#### ACTIVITY:
Please output each entry in the material beneath exactly as shown.

--- PROVIDED INFORMATION ---

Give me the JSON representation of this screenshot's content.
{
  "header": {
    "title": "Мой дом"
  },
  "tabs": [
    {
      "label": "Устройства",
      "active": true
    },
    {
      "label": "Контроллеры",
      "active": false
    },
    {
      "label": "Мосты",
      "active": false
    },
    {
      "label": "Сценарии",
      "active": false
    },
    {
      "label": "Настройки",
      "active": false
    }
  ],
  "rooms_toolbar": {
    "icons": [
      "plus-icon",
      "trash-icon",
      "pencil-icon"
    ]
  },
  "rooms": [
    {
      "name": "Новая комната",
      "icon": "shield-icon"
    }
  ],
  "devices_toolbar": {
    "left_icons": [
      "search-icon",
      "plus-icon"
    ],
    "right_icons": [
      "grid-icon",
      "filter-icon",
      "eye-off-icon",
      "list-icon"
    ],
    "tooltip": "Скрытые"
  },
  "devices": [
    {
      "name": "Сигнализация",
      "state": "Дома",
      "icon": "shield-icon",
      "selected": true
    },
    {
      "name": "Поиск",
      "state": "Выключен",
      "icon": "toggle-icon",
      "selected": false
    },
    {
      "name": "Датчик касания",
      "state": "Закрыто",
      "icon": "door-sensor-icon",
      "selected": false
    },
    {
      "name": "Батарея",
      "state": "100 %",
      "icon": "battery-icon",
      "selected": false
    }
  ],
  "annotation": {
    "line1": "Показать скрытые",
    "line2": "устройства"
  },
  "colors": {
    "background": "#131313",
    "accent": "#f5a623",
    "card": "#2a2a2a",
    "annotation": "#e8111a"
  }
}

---

#### RESPONSE TO THE TASK:
Give me the JSON representation of this screenshot's content.
{
  "header": {
    "title": "Мой дом"
  },
  "tabs": [
    {
      "label": "Устройства",
      "active": true
    },
    {
      "label": "Контроллеры",
      "active": false
    },
    {
      "label": "Мосты",
      "active": false
    },
    {
      "label": "Сценарии",
      "active": false
    },
    {
      "label": "Настройки",
      "active": false
    }
  ],
  "rooms_toolbar": {
    "icons": [
      "plus-icon",
      "trash-icon",
      "pencil-icon"
    ]
  },
  "rooms": [
    {
      "name": "Новая комната",
      "icon": "shield-icon"
    }
  ],
  "devices_toolbar": {
    "left_icons": [
      "search-icon",
      "plus-icon"
    ],
    "right_icons": [
      "grid-icon",
      "filter-icon",
      "eye-off-icon",
      "list-icon"
    ],
    "tooltip": "Скрытые"
  },
  "devices": [
    {
      "name": "Сигнализация",
      "state": "Дома",
      "icon": "shield-icon",
      "selected": true
    },
    {
      "name": "Поиск",
      "state": "Выключен",
      "icon": "toggle-icon",
      "selected": false
    },
    {
      "name": "Датчик касания",
      "state": "Закрыто",
      "icon": "door-sensor-icon",
      "selected": false
    },
    {
      "name": "Батарея",
      "state": "100 %",
      "icon": "battery-icon",
      "selected": false
    }
  ],
  "annotation": {
    "line1": "Показать скрытые",
    "line2": "устройства"
  },
  "colors": {
    "background": "#131313",
    "accent": "#f5a623",
    "card": "#2a2a2a",
    "annotation": "#e8111a"
  }
}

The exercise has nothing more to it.